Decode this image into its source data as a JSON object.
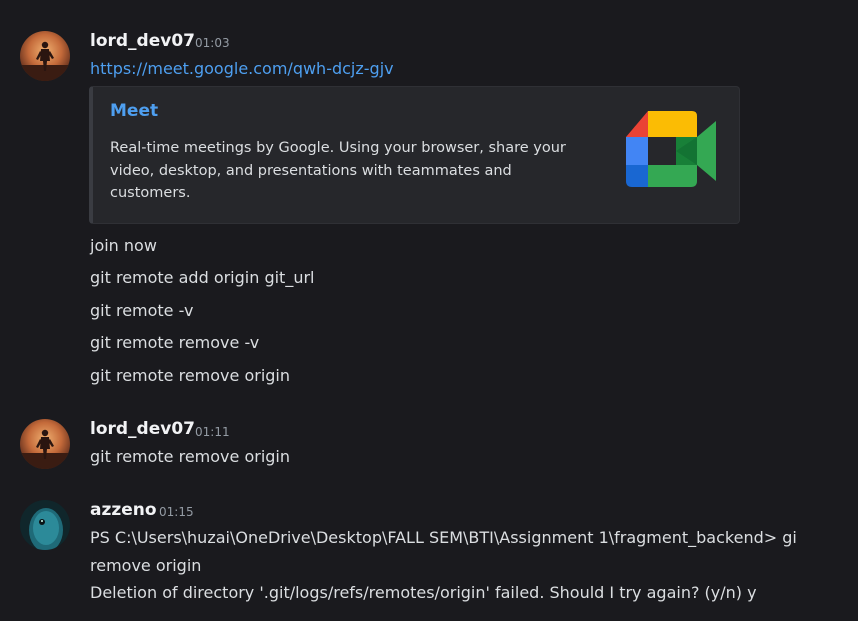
{
  "messages": [
    {
      "username": "lord_dev07",
      "time": "01:03",
      "link": "https://meet.google.com/qwh-dcjz-gjv",
      "embed": {
        "title": "Meet",
        "description": "Real-time meetings by Google. Using your browser, share your video, desktop, and presentations with teammates and customers.",
        "logo_icon": "google-meet-icon"
      },
      "lines": [
        "join now",
        "git remote add origin git_url",
        "git remote -v",
        "git remote remove -v",
        "git remote remove origin"
      ]
    },
    {
      "username": "lord_dev07",
      "time": "01:11",
      "lines": [
        "git remote remove origin"
      ]
    },
    {
      "username": "azzeno",
      "time": "01:15",
      "lines": [
        "PS C:\\Users\\huzai\\OneDrive\\Desktop\\FALL SEM\\BTI\\Assignment 1\\fragment_backend> gi",
        "remove origin",
        "Deletion of directory '.git/logs/refs/remotes/origin' failed. Should I try again? (y/n) y"
      ]
    }
  ],
  "colors": {
    "background": "#1a1a1e",
    "link": "#4e9ff0",
    "username": "#f2f3f5",
    "timestamp": "#949ba4",
    "text": "#dbdee1",
    "embed_bg": "#26272b"
  }
}
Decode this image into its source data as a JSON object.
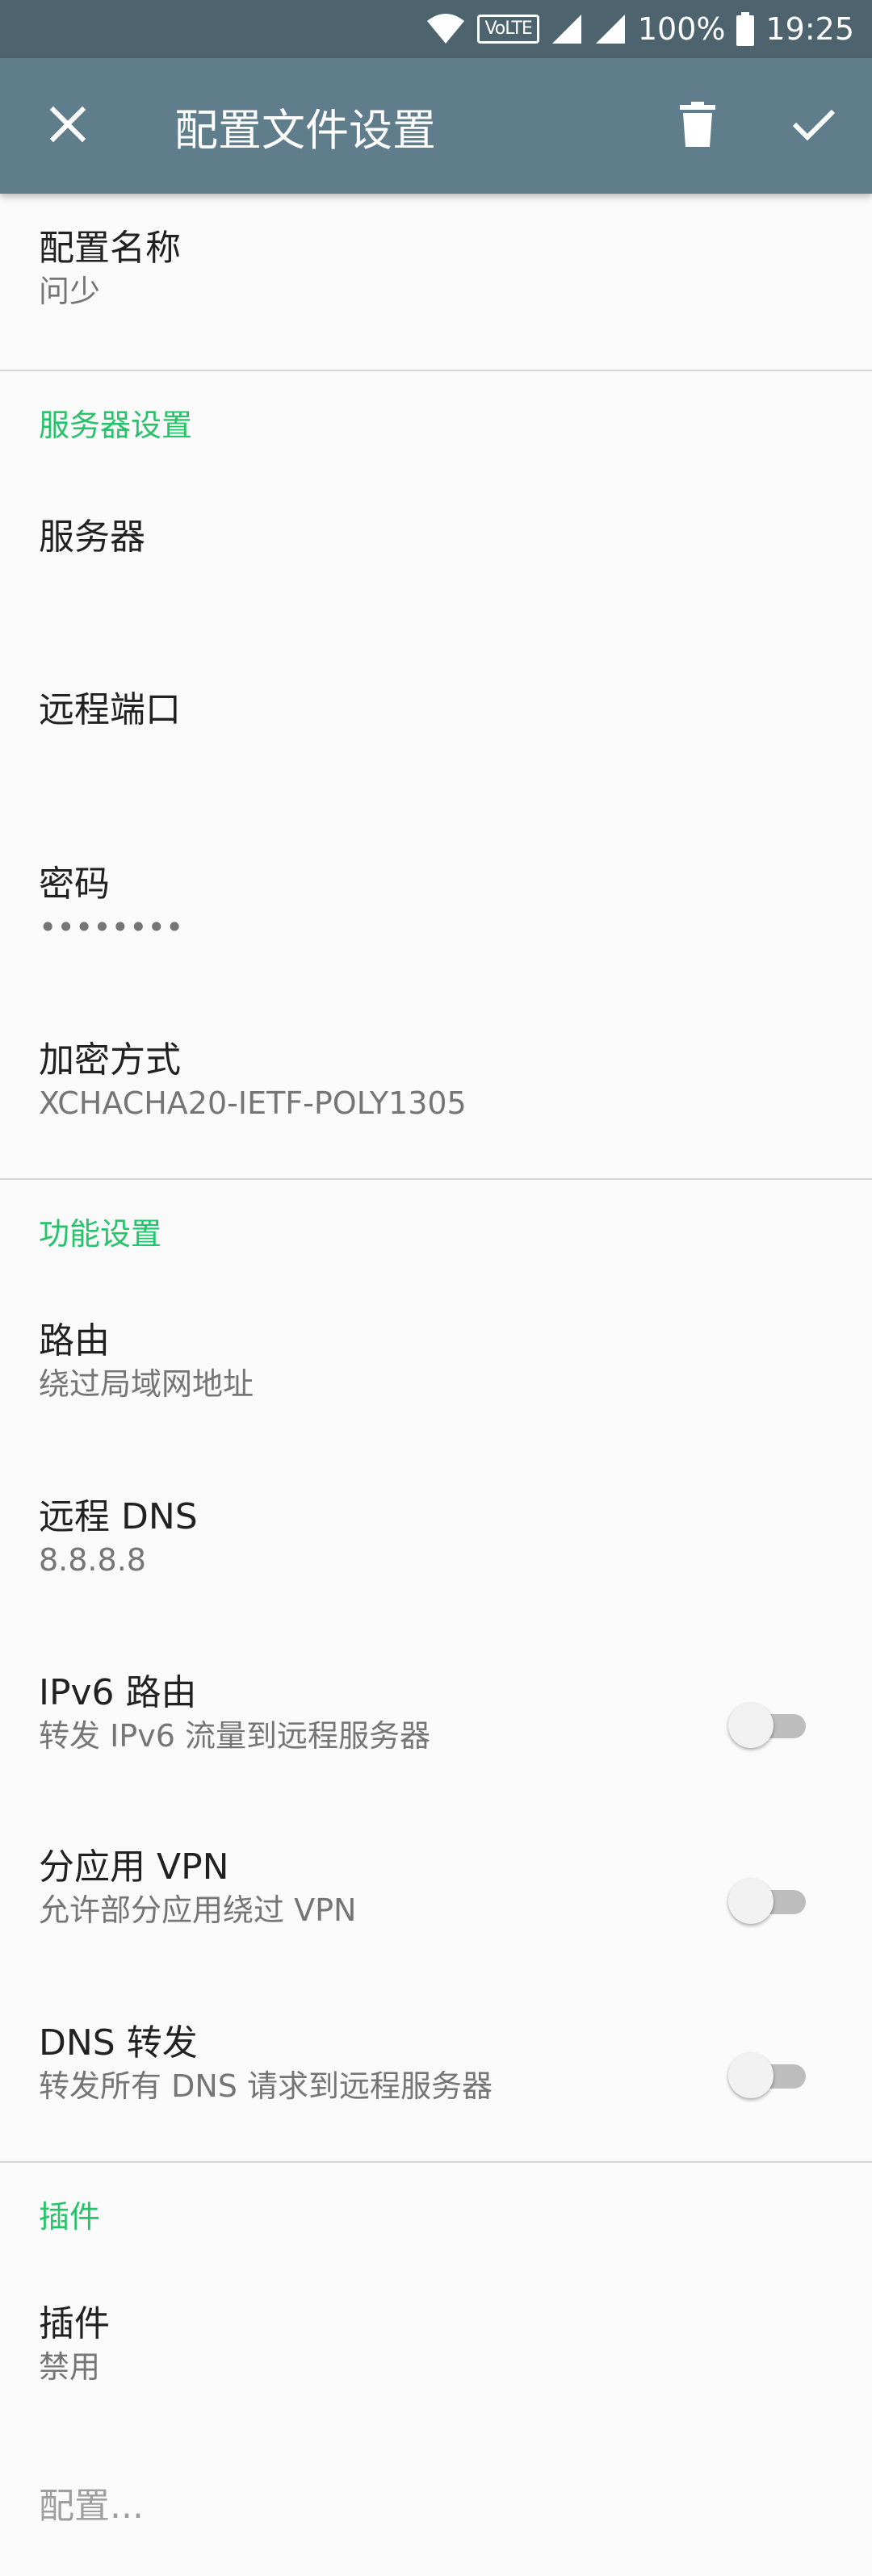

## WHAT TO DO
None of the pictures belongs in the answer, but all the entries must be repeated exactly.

## EXERCISE RESULT
Decode this image into its source data as a JSON object.
{
  "messages": [
    {
      "username": "lord_dev07",
      "time": "01:03",
      "link": "https://meet.google.com/qwh-dcjz-gjv",
      "embed": {
        "title": "Meet",
        "description": "Real-time meetings by Google. Using your browser, share your video, desktop, and presentations with teammates and customers.",
        "logo_icon": "google-meet-icon"
      },
      "lines": [
        "join now",
        "git remote add origin git_url",
        "git remote -v",
        "git remote remove -v",
        "git remote remove origin"
      ]
    },
    {
      "username": "lord_dev07",
      "time": "01:11",
      "lines": [
        "git remote remove origin"
      ]
    },
    {
      "username": "azzeno",
      "time": "01:15",
      "lines": [
        "PS C:\\Users\\huzai\\OneDrive\\Desktop\\FALL SEM\\BTI\\Assignment 1\\fragment_backend> gi",
        "remove origin",
        "Deletion of directory '.git/logs/refs/remotes/origin' failed. Should I try again? (y/n) y"
      ]
    }
  ],
  "colors": {
    "background": "#1a1a1e",
    "link": "#4e9ff0",
    "username": "#f2f3f5",
    "timestamp": "#949ba4",
    "text": "#dbdee1",
    "embed_bg": "#26272b"
  }
}
Decode this image into its source data as a JSON object.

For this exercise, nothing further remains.